====== SOURCE DATA

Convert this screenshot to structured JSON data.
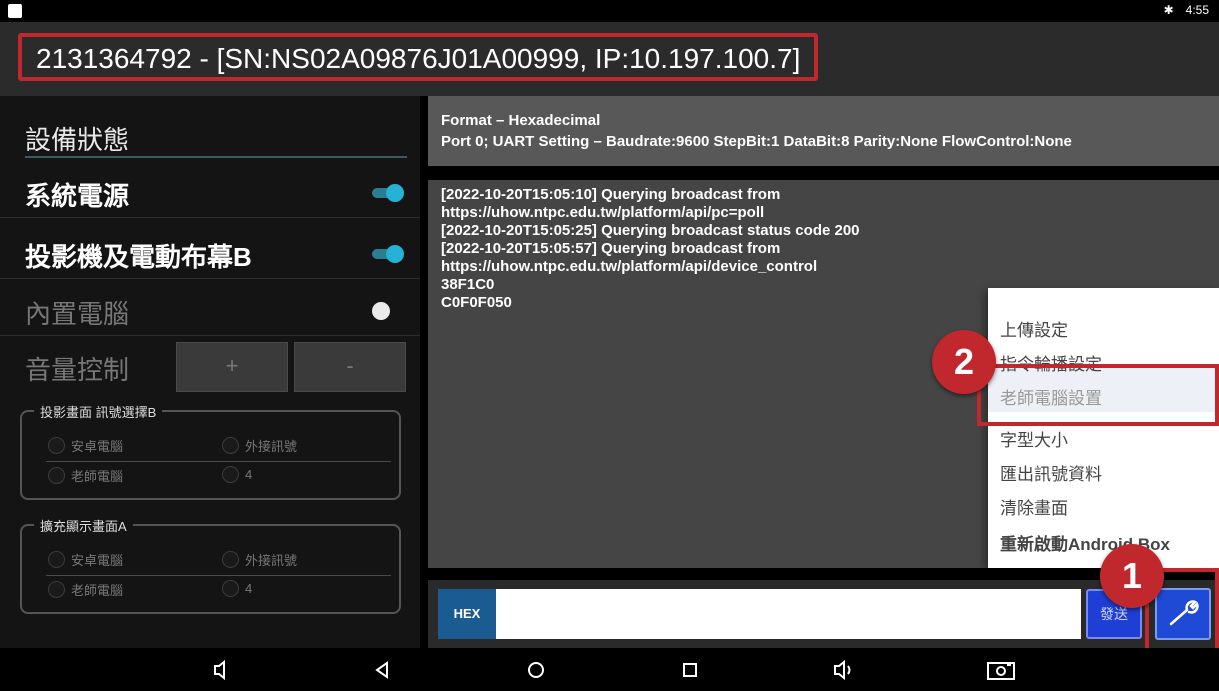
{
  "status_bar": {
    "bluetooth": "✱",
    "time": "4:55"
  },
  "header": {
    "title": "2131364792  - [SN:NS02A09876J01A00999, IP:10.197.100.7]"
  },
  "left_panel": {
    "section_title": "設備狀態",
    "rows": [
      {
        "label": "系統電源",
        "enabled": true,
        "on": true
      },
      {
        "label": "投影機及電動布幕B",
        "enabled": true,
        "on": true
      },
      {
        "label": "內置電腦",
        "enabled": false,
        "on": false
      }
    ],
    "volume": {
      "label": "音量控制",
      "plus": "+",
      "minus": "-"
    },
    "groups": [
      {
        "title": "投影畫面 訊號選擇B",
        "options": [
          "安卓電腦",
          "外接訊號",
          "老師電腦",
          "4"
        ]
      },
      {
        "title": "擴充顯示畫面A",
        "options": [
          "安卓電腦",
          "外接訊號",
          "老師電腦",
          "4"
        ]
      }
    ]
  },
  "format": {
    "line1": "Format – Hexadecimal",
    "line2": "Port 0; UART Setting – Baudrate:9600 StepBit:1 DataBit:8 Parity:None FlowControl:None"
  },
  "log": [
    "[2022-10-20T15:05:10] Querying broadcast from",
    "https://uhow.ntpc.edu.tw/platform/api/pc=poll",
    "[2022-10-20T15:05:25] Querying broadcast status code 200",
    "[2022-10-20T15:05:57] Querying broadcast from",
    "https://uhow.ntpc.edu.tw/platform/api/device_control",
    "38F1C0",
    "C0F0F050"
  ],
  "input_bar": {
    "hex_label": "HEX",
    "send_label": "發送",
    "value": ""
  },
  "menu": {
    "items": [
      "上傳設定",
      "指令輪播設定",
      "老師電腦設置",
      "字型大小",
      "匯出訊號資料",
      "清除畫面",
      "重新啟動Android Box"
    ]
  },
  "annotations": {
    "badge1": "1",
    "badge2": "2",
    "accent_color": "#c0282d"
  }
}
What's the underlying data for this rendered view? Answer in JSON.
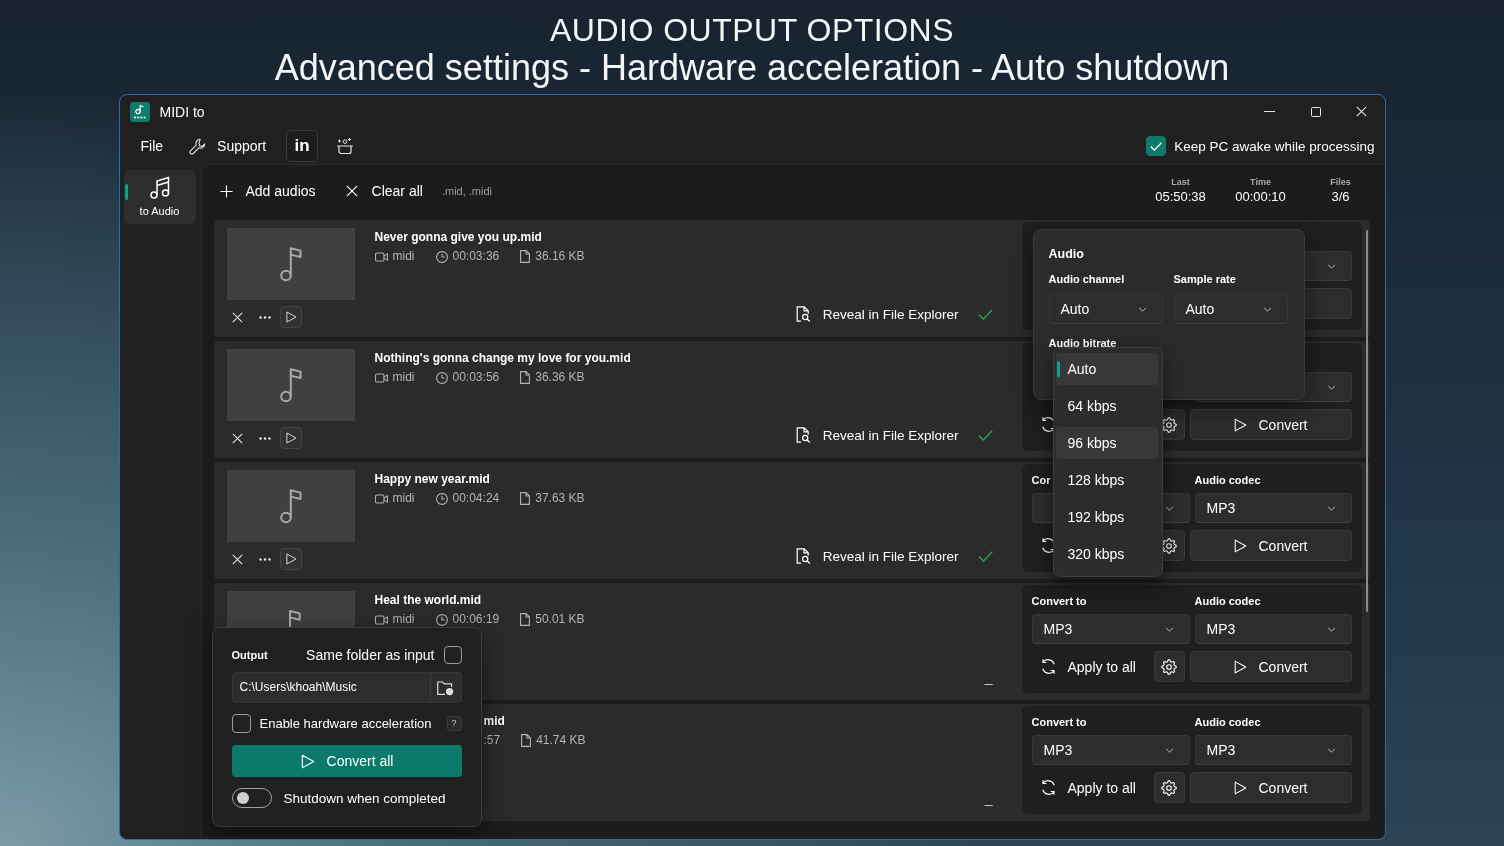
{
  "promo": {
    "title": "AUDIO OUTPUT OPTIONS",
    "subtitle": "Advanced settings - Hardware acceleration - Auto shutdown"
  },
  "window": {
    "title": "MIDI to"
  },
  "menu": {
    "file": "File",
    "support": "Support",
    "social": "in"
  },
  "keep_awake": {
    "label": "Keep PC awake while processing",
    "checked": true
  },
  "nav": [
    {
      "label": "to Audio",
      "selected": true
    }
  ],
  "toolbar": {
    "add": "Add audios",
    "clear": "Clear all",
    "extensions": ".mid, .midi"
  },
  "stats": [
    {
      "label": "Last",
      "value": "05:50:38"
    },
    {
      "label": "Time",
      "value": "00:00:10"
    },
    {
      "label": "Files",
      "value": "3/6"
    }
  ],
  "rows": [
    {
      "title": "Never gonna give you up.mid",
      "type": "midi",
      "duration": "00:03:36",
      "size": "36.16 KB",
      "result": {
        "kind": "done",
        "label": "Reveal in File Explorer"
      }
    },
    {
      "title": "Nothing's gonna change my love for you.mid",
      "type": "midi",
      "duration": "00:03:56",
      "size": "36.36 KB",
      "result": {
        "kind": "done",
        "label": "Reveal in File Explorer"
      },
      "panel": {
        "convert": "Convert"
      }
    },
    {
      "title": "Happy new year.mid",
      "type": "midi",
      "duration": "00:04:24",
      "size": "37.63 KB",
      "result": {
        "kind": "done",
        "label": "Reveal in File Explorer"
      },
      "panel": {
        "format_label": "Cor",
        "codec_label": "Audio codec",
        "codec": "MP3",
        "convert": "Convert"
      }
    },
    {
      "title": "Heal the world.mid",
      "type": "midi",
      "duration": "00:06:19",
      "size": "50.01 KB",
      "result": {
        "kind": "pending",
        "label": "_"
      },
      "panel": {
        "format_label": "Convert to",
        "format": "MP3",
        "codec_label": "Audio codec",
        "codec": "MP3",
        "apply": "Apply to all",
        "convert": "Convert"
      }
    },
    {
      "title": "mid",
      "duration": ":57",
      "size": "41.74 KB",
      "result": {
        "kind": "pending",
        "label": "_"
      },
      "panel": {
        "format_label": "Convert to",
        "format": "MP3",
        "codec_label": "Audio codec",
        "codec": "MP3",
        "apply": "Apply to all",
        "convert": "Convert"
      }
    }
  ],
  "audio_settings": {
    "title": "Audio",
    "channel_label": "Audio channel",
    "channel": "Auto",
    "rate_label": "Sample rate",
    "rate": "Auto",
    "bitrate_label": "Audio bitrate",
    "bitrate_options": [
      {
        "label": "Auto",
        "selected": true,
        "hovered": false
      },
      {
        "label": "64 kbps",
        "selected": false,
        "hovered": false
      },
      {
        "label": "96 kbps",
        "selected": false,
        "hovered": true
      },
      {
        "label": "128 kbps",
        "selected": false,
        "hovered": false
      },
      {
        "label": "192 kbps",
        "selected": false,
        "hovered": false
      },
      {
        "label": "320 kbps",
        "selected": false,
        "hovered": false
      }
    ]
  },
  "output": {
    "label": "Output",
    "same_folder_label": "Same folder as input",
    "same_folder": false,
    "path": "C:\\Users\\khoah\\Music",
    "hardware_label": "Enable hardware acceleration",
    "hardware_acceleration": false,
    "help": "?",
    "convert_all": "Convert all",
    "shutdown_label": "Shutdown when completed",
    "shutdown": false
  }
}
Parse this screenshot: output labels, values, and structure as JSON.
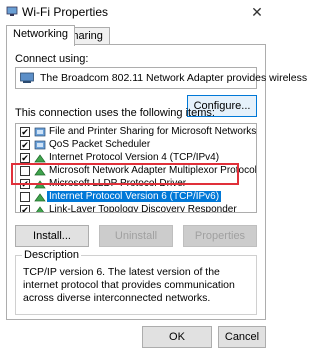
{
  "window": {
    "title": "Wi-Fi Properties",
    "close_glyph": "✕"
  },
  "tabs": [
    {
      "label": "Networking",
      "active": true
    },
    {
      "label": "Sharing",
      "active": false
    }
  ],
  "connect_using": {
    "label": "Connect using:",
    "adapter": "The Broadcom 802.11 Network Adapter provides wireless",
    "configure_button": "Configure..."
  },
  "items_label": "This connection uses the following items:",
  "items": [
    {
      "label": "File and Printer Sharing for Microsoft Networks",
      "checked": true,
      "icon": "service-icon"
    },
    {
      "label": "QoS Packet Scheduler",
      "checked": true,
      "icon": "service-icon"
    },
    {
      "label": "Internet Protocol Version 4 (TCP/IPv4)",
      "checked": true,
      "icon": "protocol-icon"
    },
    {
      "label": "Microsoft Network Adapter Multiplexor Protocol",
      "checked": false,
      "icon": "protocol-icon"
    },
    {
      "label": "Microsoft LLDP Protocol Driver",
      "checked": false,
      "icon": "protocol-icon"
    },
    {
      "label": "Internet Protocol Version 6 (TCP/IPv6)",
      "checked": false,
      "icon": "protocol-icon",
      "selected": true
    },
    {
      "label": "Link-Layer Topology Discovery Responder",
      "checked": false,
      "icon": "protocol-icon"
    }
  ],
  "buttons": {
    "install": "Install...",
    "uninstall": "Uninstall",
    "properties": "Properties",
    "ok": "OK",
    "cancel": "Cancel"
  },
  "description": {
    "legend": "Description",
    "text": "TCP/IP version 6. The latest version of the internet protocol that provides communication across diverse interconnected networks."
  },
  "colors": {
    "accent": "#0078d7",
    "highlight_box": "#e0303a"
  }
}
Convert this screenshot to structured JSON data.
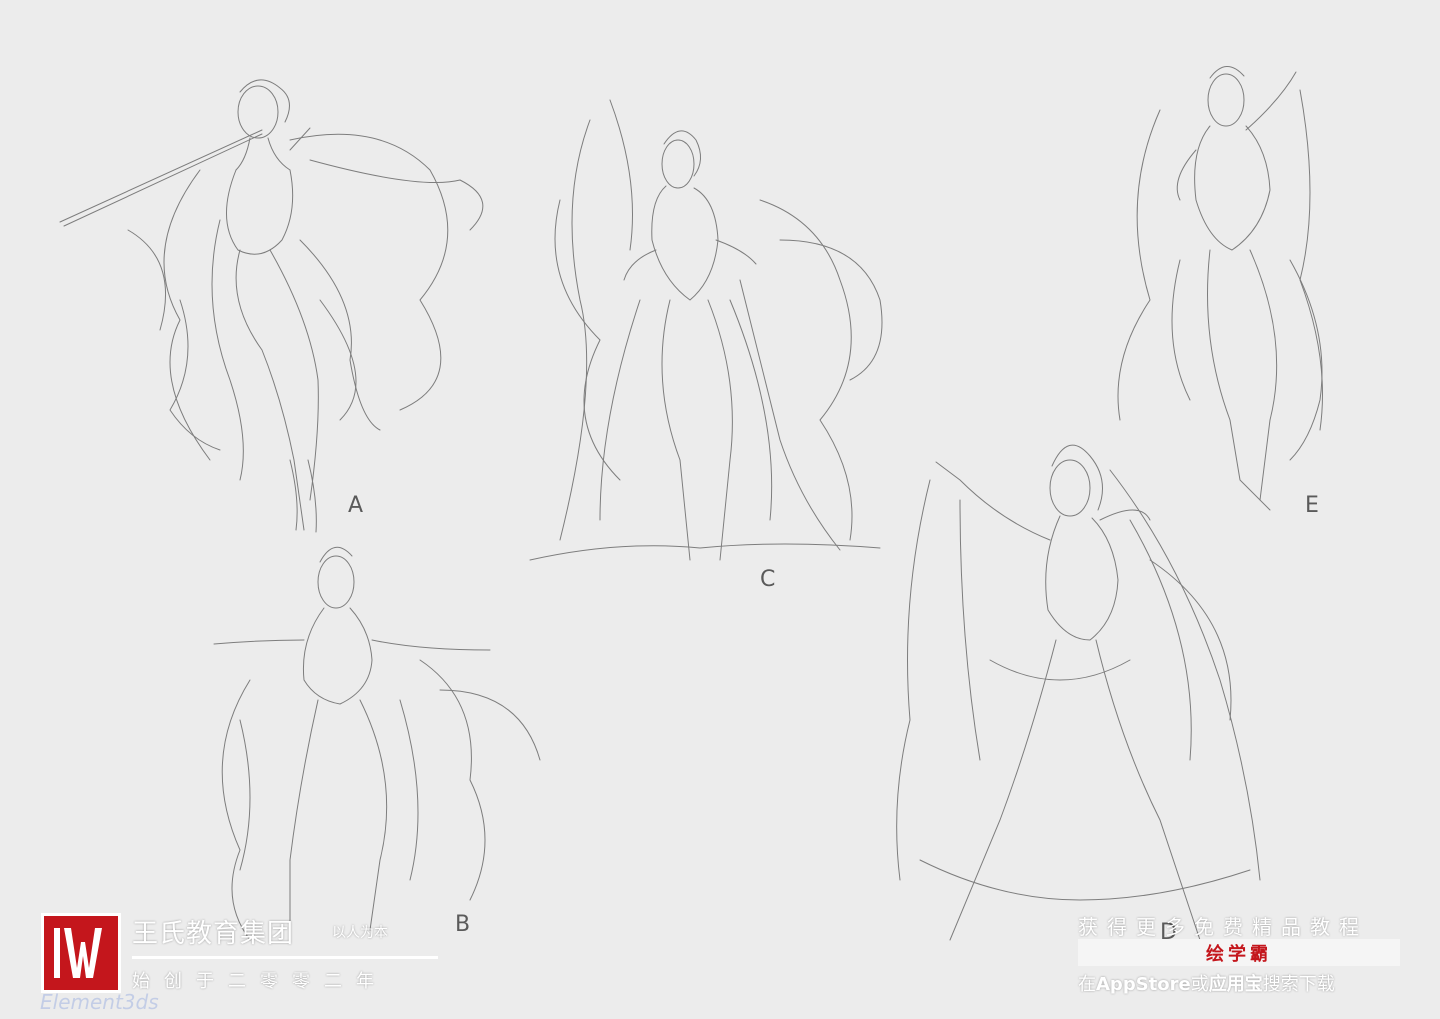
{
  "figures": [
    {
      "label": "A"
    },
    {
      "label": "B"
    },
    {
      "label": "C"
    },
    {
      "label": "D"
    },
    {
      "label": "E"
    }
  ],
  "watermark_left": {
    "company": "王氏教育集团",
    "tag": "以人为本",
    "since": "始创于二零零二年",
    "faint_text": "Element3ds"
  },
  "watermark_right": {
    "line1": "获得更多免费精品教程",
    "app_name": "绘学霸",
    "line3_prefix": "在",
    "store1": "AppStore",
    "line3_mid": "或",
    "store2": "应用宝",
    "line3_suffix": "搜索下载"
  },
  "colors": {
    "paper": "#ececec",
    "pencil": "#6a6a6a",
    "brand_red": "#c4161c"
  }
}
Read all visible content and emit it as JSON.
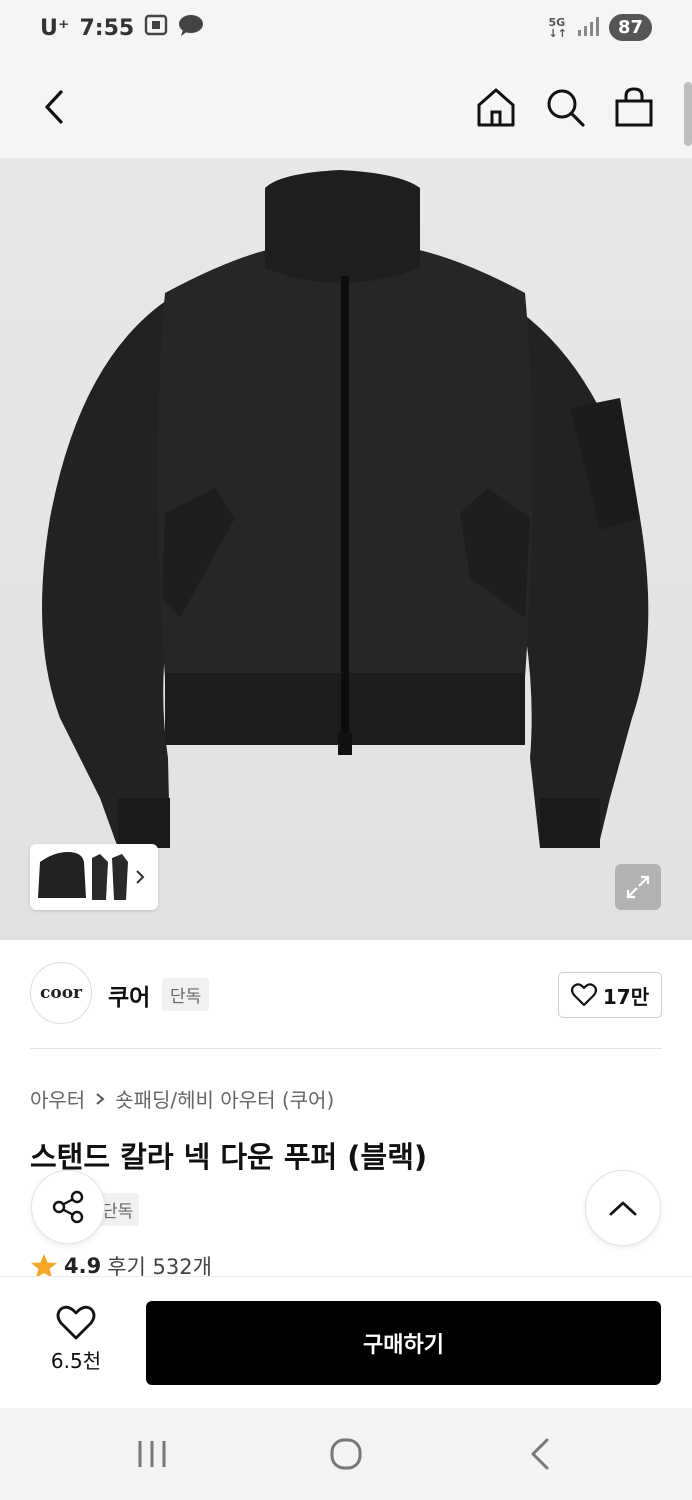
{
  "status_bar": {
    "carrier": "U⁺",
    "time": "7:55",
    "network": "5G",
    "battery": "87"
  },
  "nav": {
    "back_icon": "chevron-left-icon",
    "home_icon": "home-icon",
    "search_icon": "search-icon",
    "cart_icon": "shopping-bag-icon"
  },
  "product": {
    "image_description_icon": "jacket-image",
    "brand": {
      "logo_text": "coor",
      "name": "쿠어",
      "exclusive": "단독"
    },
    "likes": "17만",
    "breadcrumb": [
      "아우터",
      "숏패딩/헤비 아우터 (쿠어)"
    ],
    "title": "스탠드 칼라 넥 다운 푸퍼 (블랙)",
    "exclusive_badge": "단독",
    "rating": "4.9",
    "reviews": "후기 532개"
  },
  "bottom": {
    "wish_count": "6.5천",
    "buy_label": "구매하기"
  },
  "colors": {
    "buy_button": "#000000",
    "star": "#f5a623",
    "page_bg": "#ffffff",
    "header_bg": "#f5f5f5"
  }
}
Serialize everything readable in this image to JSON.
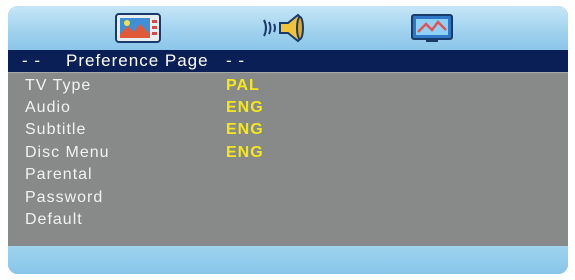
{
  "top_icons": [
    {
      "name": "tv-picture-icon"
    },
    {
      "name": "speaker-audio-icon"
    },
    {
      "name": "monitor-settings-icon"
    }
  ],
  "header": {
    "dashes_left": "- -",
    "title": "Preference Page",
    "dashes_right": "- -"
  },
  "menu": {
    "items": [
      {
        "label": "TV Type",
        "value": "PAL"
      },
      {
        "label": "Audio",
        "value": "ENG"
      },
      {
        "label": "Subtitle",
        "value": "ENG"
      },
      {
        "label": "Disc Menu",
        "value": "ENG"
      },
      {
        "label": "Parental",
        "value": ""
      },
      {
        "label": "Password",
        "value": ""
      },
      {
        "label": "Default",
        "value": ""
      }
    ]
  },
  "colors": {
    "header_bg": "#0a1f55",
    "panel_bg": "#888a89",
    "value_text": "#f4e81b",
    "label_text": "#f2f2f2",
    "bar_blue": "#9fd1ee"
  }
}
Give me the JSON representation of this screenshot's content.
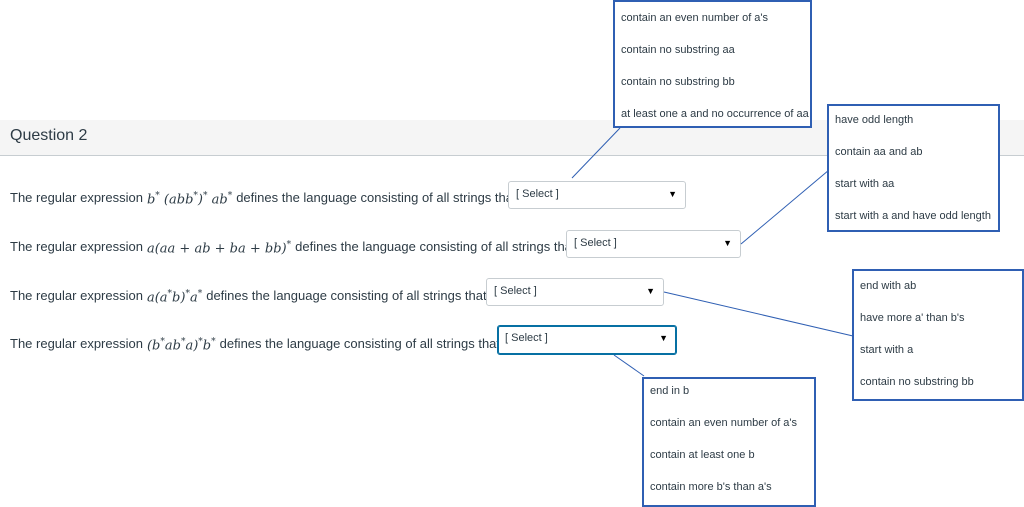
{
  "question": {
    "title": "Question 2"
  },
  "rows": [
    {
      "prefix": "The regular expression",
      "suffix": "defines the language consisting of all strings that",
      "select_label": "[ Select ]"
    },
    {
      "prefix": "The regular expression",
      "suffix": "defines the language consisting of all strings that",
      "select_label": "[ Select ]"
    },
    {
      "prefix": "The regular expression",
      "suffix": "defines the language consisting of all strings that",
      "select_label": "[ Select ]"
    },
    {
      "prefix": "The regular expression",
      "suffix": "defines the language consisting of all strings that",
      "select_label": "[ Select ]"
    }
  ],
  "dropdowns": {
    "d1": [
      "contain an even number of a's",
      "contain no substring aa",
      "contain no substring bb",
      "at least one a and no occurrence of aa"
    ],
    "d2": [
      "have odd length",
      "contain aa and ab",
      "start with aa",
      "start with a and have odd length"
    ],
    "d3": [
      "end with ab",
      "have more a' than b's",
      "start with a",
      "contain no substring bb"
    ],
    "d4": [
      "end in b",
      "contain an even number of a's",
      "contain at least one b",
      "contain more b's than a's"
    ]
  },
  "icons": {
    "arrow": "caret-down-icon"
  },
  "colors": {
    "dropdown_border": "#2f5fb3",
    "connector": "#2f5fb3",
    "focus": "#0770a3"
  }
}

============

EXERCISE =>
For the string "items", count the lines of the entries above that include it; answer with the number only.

TASK SOLUTION =>
4